Saturday, April 18, 2009

Plotting is Like a GPS System

Jenn here.

With all the talk on Missy's post about a GPS, it got my mind to thinking, besides the fact that my hubby also wants another one to replace the one he broke about 4 weeks ago. Plotting is like a GPS system.

When I used to write by the the seat of my pants, I felt like I needed a GPS to navigate my way through my manuscript. Usually this feeling occurred around the sagging middle. This is where I'd lose my focus. I knew where I wanted to go and how I wanted to end the story, but I didn't know how I was going to get there. This would cause me spurts of writer's block.

I would pace, brainstorm with people, divert my attention with movies, music and other activities. Then frustration would set in, the business of life from my job and family would start to crowd in on me, and I felt annoyed more than usual because I wanted to blame these other things for getting in the way of my writing--when really, it was me.

It wasn't writer's block. It wasn't me losing my writing muse. It wasn't that God didn't want me to do this or that I hadn't been called to write. I needed a new method of writing. I needed a plotting system. I had already attended Carolyn Greene's workshops on the "Book Doctor" and Debra Dixon's classes on "GMC: Goals, Motivation & Conflict", but I had not put any of this knowledge to practice.

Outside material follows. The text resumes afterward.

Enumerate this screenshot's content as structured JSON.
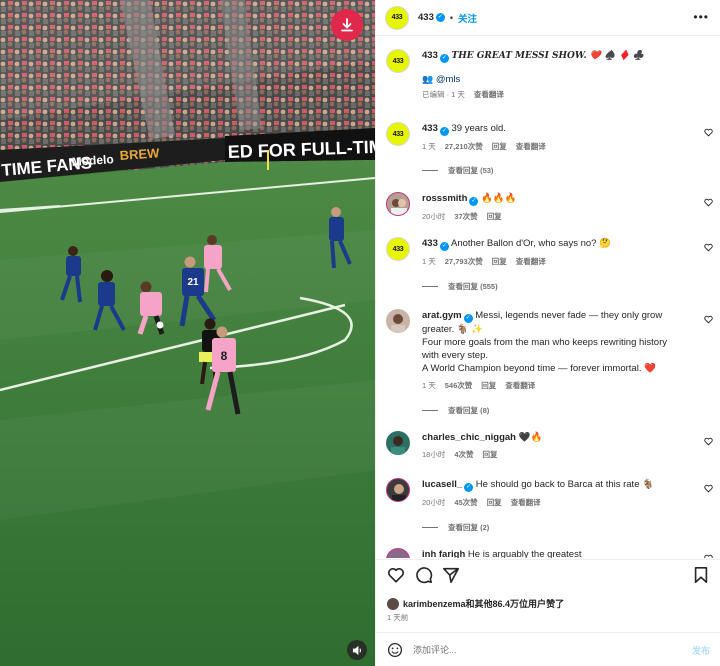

It was during the sagging middle of one of my manuscripts where I began to start plotting. I sat down and created a character sketch, and you know what? I discovered new things about my characters I hadn't known. I went back to ch 1 even though it was already written, and wrote a distinct GMC chart/outline for each scene, each chapter. The creative juices kicked in and my internal GPS system now had a new charged batttery, just as if I was writing by the seat of my pants. I wrote as much detail as I needed for each scene while it was fresh on my mind. My GPS kept flowing, showing me which plot twist road to turn on next, what motivation I needed to prompt my characters into which behavior to raise the conflict. My GPS kept me going until I'd filled in the whole story for the entire novel.

I saved the trip. I had my very own map for each pit stop I needed to make when I had to go to work, take my daughter to swim practice, write out household bills, attend a family event, or go to church. When I needed to come back to my story, I opened my saved trip, reviewed my notes, refreshed my mind and perspective and my GPS once again put me on my path.

If you are a seat of the pants writer and struggling with a sagging middle, writer's block, or you're a plotter who is plotted out, I suggest a new GPS system.


  1. Hello. My name is Mindy and I'm a SOP writer. Like you, Jenn, I get lost, wondering which direction I need to go. Also like you, I think I'm about to change. Just like a GPS would give me step-by-step directions, plotting would give me scene-by-scene directions. I'd always know where I'm going.

    Yep, that sounds like exactly what I need to do.

  2. Hello. My name is Christy and I'm a confused/unorganized writer. I want to be a plotter and try to be but I am still an SOP in some aspects.

    Thanks for this post Jenn, you've described me to a "T" except you conquered your challenge! I think I can conquer my problems!

  3. Hello. My name is Lindi an I'm a SOP writer--but I know there is hope. I was in the Deb Dixon workshop just yesterday. She did GMC in the am and The Hero's Journey in the afternoon. What I realizaed is that I automatically follow the Hero's Journey. Most of us do. But as she was going over the 12 step program (yes, 12) I followed along with my wip and I was moving right along. I'm between steps 9-10 and I know how the ending is. So I really thought my book was a mess, but it seems it's not so much of a mess. I just need to finish it and start revising.I'm sure there'll be a lot of work to do but the bones are there. I was thrilled to find this out. So I'll use the plotting tools AFTER I'm done writing...Mindy--don't try to be something you're not--you're probably doing just fine--Debbie G asked about you--
    Christy is was good seeing you.

  4. Oh my goodness. I'm a plotter in the midst of SOTP's writers! :)

    I use charts and all kinds of fun things to get ready to write. Then as I write, I'm constantly planning ahead, making choices, trying to figure out what needs to happen next (or making sure what I have planned will still work).

    My problem is that the farther I get, the harder it is to remember everything and keep it straight. So I was thrilled with a blog guest post (by author Paula Roe) on the Seekerville blog the other day. She teaches how to use a document map. This is my next project, to figure out how to use it! If you're interested, it's and the post was on Friday, April 17.